■ **REQUIREMENT**
Set down the records that follow exactly and completely.
::: DATA TO PROCESS
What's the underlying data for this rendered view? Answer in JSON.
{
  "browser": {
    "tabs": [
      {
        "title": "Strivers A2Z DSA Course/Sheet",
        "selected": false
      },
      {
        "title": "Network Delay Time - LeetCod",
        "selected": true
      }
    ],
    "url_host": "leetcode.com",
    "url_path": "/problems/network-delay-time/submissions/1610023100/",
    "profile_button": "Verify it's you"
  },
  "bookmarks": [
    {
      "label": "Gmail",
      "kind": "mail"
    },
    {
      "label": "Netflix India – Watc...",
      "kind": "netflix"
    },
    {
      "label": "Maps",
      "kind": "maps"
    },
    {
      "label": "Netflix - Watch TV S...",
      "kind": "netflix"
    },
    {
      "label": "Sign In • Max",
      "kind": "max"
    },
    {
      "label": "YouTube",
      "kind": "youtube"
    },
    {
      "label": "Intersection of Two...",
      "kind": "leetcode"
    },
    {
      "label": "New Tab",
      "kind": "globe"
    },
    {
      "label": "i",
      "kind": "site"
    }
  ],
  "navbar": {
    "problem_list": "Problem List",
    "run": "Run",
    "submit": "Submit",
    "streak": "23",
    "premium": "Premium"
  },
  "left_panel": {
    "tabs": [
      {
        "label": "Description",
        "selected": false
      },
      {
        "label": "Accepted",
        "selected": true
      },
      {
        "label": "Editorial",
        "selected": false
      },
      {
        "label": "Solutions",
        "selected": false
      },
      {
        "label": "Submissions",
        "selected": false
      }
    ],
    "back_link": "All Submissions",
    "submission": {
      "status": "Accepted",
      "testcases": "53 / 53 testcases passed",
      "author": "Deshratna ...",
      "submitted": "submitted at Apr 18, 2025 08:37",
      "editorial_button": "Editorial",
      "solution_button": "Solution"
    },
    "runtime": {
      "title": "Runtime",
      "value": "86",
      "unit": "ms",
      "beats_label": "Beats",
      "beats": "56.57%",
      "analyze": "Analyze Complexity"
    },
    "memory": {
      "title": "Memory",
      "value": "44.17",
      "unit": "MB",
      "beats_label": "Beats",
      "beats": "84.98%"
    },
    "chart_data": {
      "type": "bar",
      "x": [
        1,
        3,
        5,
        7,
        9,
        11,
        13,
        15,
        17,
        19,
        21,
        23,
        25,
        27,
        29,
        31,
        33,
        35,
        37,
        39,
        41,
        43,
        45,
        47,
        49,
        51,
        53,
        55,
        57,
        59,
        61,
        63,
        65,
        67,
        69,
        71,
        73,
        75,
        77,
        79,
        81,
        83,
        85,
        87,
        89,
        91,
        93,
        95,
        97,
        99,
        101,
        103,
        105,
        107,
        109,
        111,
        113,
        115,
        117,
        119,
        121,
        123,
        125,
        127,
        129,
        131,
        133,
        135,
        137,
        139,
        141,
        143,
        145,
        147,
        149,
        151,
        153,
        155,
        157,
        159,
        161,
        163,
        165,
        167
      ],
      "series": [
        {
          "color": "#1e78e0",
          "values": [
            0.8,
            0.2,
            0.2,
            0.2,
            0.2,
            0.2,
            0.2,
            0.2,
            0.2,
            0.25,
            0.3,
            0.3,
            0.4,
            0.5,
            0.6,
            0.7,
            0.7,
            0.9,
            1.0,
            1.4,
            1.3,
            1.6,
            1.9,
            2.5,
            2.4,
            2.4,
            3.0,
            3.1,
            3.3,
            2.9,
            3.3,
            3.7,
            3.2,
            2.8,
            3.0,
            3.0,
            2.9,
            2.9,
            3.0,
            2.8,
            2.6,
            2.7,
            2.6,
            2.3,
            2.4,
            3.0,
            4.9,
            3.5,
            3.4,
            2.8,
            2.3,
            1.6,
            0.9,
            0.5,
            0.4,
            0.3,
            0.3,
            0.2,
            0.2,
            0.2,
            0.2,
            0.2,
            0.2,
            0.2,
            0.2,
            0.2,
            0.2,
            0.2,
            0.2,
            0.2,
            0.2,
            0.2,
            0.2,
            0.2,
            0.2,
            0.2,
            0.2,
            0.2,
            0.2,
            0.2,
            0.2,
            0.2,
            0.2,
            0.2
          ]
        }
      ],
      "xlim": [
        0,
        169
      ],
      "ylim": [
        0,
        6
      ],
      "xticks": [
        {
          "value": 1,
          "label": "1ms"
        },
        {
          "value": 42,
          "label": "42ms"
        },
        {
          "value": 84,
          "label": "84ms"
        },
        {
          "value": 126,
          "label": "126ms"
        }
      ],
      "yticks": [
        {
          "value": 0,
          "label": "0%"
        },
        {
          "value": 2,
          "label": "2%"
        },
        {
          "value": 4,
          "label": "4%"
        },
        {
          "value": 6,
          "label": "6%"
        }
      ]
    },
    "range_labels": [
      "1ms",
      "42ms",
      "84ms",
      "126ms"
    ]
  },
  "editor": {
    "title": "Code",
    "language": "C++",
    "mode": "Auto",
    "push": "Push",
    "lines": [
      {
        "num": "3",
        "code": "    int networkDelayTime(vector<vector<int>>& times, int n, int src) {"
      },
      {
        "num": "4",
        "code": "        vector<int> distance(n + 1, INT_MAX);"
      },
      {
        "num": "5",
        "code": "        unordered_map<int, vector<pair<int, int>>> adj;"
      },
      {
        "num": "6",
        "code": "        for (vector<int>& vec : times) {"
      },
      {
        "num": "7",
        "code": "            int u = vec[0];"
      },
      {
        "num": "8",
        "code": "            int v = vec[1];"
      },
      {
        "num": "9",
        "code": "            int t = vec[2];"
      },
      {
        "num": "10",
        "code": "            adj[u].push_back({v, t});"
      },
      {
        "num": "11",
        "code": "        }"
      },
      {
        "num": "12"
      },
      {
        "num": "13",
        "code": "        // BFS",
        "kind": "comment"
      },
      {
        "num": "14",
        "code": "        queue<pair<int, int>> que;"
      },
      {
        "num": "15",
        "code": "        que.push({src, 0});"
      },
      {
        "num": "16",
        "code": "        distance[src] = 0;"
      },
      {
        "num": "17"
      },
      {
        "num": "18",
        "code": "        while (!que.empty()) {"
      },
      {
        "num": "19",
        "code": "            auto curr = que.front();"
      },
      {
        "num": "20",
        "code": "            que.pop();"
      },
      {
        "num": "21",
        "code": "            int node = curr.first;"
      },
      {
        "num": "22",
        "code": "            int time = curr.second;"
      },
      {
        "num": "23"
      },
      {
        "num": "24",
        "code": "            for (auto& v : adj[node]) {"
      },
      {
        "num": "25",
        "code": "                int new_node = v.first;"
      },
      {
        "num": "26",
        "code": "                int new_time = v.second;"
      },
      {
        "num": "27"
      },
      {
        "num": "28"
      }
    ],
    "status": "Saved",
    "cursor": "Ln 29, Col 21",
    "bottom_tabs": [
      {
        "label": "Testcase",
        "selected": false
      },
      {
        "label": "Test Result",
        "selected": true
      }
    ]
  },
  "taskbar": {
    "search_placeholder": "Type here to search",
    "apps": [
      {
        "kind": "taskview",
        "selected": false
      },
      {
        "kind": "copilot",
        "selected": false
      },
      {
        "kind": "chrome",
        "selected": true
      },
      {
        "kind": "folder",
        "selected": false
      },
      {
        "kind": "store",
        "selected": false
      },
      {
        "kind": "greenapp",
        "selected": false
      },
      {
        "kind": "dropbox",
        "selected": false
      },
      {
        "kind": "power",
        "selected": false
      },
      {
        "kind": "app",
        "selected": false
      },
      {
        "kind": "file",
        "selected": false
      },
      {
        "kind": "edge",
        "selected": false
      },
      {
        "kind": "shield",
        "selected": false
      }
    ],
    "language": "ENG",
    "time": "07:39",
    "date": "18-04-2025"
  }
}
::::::
■ **ANSWER SPACE**
What's the underlying data for this rendered view? Answer in JSON.
{
  "browser": {
    "tabs": [
      {
        "title": "Strivers A2Z DSA Course/Sheet",
        "selected": false
      },
      {
        "title": "Network Delay Time - LeetCod",
        "selected": true
      }
    ],
    "url_host": "leetcode.com",
    "url_path": "/problems/network-delay-time/submissions/1610023100/",
    "profile_button": "Verify it's you"
  },
  "bookmarks": [
    {
      "label": "Gmail",
      "kind": "mail"
    },
    {
      "label": "Netflix India – Watc...",
      "kind": "netflix"
    },
    {
      "label": "Maps",
      "kind": "maps"
    },
    {
      "label": "Netflix - Watch TV S...",
      "kind": "netflix"
    },
    {
      "label": "Sign In • Max",
      "kind": "max"
    },
    {
      "label": "YouTube",
      "kind": "youtube"
    },
    {
      "label": "Intersection of Two...",
      "kind": "leetcode"
    },
    {
      "label": "New Tab",
      "kind": "globe"
    },
    {
      "label": "i",
      "kind": "site"
    }
  ],
  "navbar": {
    "problem_list": "Problem List",
    "run": "Run",
    "submit": "Submit",
    "streak": "23",
    "premium": "Premium"
  },
  "left_panel": {
    "tabs": [
      {
        "label": "Description",
        "selected": false
      },
      {
        "label": "Accepted",
        "selected": true
      },
      {
        "label": "Editorial",
        "selected": false
      },
      {
        "label": "Solutions",
        "selected": false
      },
      {
        "label": "Submissions",
        "selected": false
      }
    ],
    "back_link": "All Submissions",
    "submission": {
      "status": "Accepted",
      "testcases": "53 / 53 testcases passed",
      "author": "Deshratna ...",
      "submitted": "submitted at Apr 18, 2025 08:37",
      "editorial_button": "Editorial",
      "solution_button": "Solution"
    },
    "runtime": {
      "title": "Runtime",
      "value": "86",
      "unit": "ms",
      "beats_label": "Beats",
      "beats": "56.57%",
      "analyze": "Analyze Complexity"
    },
    "memory": {
      "title": "Memory",
      "value": "44.17",
      "unit": "MB",
      "beats_label": "Beats",
      "beats": "84.98%"
    },
    "chart_data": {
      "type": "bar",
      "x": [
        1,
        3,
        5,
        7,
        9,
        11,
        13,
        15,
        17,
        19,
        21,
        23,
        25,
        27,
        29,
        31,
        33,
        35,
        37,
        39,
        41,
        43,
        45,
        47,
        49,
        51,
        53,
        55,
        57,
        59,
        61,
        63,
        65,
        67,
        69,
        71,
        73,
        75,
        77,
        79,
        81,
        83,
        85,
        87,
        89,
        91,
        93,
        95,
        97,
        99,
        101,
        103,
        105,
        107,
        109,
        111,
        113,
        115,
        117,
        119,
        121,
        123,
        125,
        127,
        129,
        131,
        133,
        135,
        137,
        139,
        141,
        143,
        145,
        147,
        149,
        151,
        153,
        155,
        157,
        159,
        161,
        163,
        165,
        167
      ],
      "series": [
        {
          "color": "#1e78e0",
          "values": [
            0.8,
            0.2,
            0.2,
            0.2,
            0.2,
            0.2,
            0.2,
            0.2,
            0.2,
            0.25,
            0.3,
            0.3,
            0.4,
            0.5,
            0.6,
            0.7,
            0.7,
            0.9,
            1.0,
            1.4,
            1.3,
            1.6,
            1.9,
            2.5,
            2.4,
            2.4,
            3.0,
            3.1,
            3.3,
            2.9,
            3.3,
            3.7,
            3.2,
            2.8,
            3.0,
            3.0,
            2.9,
            2.9,
            3.0,
            2.8,
            2.6,
            2.7,
            2.6,
            2.3,
            2.4,
            3.0,
            4.9,
            3.5,
            3.4,
            2.8,
            2.3,
            1.6,
            0.9,
            0.5,
            0.4,
            0.3,
            0.3,
            0.2,
            0.2,
            0.2,
            0.2,
            0.2,
            0.2,
            0.2,
            0.2,
            0.2,
            0.2,
            0.2,
            0.2,
            0.2,
            0.2,
            0.2,
            0.2,
            0.2,
            0.2,
            0.2,
            0.2,
            0.2,
            0.2,
            0.2,
            0.2,
            0.2,
            0.2,
            0.2
          ]
        }
      ],
      "xlim": [
        0,
        169
      ],
      "ylim": [
        0,
        6
      ],
      "xticks": [
        {
          "value": 1,
          "label": "1ms"
        },
        {
          "value": 42,
          "label": "42ms"
        },
        {
          "value": 84,
          "label": "84ms"
        },
        {
          "value": 126,
          "label": "126ms"
        }
      ],
      "yticks": [
        {
          "value": 0,
          "label": "0%"
        },
        {
          "value": 2,
          "label": "2%"
        },
        {
          "value": 4,
          "label": "4%"
        },
        {
          "value": 6,
          "label": "6%"
        }
      ]
    },
    "range_labels": [
      "1ms",
      "42ms",
      "84ms",
      "126ms"
    ]
  },
  "editor": {
    "title": "Code",
    "language": "C++",
    "mode": "Auto",
    "push": "Push",
    "lines": [
      {
        "num": "3",
        "code": "    int networkDelayTime(vector<vector<int>>& times, int n, int src) {"
      },
      {
        "num": "4",
        "code": "        vector<int> distance(n + 1, INT_MAX);"
      },
      {
        "num": "5",
        "code": "        unordered_map<int, vector<pair<int, int>>> adj;"
      },
      {
        "num": "6",
        "code": "        for (vector<int>& vec : times) {"
      },
      {
        "num": "7",
        "code": "            int u = vec[0];"
      },
      {
        "num": "8",
        "code": "            int v = vec[1];"
      },
      {
        "num": "9",
        "code": "            int t = vec[2];"
      },
      {
        "num": "10",
        "code": "            adj[u].push_back({v, t});"
      },
      {
        "num": "11",
        "code": "        }"
      },
      {
        "num": "12"
      },
      {
        "num": "13",
        "code": "        // BFS",
        "kind": "comment"
      },
      {
        "num": "14",
        "code": "        queue<pair<int, int>> que;"
      },
      {
        "num": "15",
        "code": "        que.push({src, 0});"
      },
      {
        "num": "16",
        "code": "        distance[src] = 0;"
      },
      {
        "num": "17"
      },
      {
        "num": "18",
        "code": "        while (!que.empty()) {"
      },
      {
        "num": "19",
        "code": "            auto curr = que.front();"
      },
      {
        "num": "20",
        "code": "            que.pop();"
      },
      {
        "num": "21",
        "code": "            int node = curr.first;"
      },
      {
        "num": "22",
        "code": "            int time = curr.second;"
      },
      {
        "num": "23"
      },
      {
        "num": "24",
        "code": "            for (auto& v : adj[node]) {"
      },
      {
        "num": "25",
        "code": "                int new_node = v.first;"
      },
      {
        "num": "26",
        "code": "                int new_time = v.second;"
      },
      {
        "num": "27"
      },
      {
        "num": "28"
      }
    ],
    "status": "Saved",
    "cursor": "Ln 29, Col 21",
    "bottom_tabs": [
      {
        "label": "Testcase",
        "selected": false
      },
      {
        "label": "Test Result",
        "selected": true
      }
    ]
  },
  "taskbar": {
    "search_placeholder": "Type here to search",
    "apps": [
      {
        "kind": "taskview",
        "selected": false
      },
      {
        "kind": "copilot",
        "selected": false
      },
      {
        "kind": "chrome",
        "selected": true
      },
      {
        "kind": "folder",
        "selected": false
      },
      {
        "kind": "store",
        "selected": false
      },
      {
        "kind": "greenapp",
        "selected": false
      },
      {
        "kind": "dropbox",
        "selected": false
      },
      {
        "kind": "power",
        "selected": false
      },
      {
        "kind": "app",
        "selected": false
      },
      {
        "kind": "file",
        "selected": false
      },
      {
        "kind": "edge",
        "selected": false
      },
      {
        "kind": "shield",
        "selected": false
      }
    ],
    "language": "ENG",
    "time": "07:39",
    "date": "18-04-2025"
  }
}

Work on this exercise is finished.